| Quote #1
According to Canterbury and Ely, Henry V is an excellent king, despite his wild youth. Here, Canterbury compares Henry to Adam (from the Book of Genesis) and suggests that Henry has been redeemed for the sins of his past.
| Quote #2
My learned lord, we pray you to proceed
At this point in the play, we've already learned that Henry is thinking of claiming the French throne. Here, Henry tells the Archbishop that it will be his fault if Henry starts a big war that can't be justified. Is it just us, or does Henry seems reluctant to take responsibility for his actions and decisions?
| Quote #3
Then hear me, gracious sovereign, and you peers,
Whoa! Canterbury gives a looooong, drawn out speech explaining why he thinks it's okay for Henry to make a grab for the French throne. (We counted, and it takes the guy 63 lines.) Here, he says that the French have been using the Salic Law as an excuse to prevent English kings (like Henry's great-grandfather King Edward III) from inheriting the French crown. (Salic Law is just the name of a French rule that prevented men from inheriting the crown through a female line. In other words, if a king has a daughter, she can't inherit the throne and her sons and grandsons can't inherit it either.) Canterbury also claims that, from a historical and legal standpoint, the Salic Law only applies to Germany, not France. Plus, adds Canterbury, a bunch of French kings have inherited the crown through their mothers' family lineage, so the Salic Law shouldn't apply to King Henry V either.

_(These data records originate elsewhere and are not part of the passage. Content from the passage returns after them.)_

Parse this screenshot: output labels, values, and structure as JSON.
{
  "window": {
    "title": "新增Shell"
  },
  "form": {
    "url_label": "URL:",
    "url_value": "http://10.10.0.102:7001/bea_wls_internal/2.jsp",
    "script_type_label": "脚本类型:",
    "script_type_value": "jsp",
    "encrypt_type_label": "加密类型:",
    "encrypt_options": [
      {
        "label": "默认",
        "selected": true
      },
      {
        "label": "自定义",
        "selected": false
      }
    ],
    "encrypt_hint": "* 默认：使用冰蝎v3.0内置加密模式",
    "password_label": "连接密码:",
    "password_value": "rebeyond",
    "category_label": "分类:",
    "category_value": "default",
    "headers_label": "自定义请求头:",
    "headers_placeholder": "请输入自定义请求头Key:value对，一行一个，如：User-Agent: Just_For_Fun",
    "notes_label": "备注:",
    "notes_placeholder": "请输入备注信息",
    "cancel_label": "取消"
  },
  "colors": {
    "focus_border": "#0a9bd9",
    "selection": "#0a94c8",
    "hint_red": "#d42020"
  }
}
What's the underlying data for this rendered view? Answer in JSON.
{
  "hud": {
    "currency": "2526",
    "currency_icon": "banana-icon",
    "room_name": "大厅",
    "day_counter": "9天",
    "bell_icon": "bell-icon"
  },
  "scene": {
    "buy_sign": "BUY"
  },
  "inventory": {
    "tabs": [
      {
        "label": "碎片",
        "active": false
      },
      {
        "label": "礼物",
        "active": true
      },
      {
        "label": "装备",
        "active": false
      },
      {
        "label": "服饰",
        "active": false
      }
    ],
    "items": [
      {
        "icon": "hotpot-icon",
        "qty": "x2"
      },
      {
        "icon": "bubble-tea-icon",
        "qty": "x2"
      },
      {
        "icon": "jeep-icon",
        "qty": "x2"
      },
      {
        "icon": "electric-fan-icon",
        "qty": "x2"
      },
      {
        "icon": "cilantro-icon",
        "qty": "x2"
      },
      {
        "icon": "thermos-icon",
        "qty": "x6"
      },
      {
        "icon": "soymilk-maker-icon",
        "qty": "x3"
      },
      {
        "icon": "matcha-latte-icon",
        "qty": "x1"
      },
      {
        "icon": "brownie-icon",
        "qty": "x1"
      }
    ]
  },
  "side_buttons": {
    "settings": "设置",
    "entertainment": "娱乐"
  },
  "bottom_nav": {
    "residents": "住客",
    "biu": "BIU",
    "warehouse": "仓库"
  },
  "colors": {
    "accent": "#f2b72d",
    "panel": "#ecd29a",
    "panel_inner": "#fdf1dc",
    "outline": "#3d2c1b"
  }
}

Um, okay. If it's such a cut and dry case, why does it take Canterbury so long to justify it?